Top of Exercise input

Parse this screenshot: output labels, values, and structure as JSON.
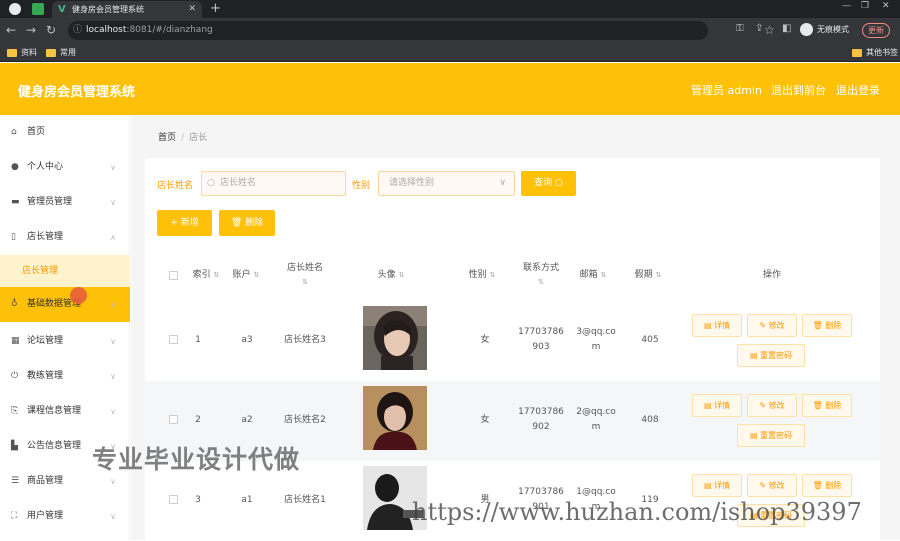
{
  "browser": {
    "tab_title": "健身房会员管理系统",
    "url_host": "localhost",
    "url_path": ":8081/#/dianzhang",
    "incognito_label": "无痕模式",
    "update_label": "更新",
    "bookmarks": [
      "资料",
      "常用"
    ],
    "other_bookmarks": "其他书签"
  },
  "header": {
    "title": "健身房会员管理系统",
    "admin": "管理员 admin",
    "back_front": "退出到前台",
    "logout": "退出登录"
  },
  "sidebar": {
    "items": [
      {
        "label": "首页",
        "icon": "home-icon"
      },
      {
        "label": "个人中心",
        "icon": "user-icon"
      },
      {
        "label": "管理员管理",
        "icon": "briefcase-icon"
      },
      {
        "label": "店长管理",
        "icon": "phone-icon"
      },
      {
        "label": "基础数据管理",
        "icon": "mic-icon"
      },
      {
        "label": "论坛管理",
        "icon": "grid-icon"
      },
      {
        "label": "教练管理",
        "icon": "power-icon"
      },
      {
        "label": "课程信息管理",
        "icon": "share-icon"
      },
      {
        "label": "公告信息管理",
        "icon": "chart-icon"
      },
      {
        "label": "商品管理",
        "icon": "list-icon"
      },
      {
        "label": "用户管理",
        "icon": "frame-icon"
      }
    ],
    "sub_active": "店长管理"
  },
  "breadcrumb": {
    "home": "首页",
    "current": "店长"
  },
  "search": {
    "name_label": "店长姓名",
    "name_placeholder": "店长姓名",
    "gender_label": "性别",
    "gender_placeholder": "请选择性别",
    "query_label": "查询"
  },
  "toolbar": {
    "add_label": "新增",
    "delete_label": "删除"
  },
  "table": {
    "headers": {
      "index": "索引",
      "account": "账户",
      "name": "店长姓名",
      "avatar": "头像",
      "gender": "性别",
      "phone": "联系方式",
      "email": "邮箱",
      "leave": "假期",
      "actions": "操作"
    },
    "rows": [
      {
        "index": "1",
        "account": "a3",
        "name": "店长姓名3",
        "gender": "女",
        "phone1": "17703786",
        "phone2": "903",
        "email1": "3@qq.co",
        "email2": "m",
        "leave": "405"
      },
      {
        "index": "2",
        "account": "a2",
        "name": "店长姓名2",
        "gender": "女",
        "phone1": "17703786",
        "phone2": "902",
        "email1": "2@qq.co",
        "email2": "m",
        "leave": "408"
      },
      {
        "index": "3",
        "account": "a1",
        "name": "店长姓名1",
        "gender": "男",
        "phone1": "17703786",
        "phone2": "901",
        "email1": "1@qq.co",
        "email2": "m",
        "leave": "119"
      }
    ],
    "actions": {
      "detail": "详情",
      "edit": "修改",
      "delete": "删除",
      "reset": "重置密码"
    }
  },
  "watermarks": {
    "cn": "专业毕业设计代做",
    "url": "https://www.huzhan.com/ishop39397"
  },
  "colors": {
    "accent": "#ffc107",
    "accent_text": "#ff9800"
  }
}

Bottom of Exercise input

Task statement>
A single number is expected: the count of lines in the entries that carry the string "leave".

Answer space>
4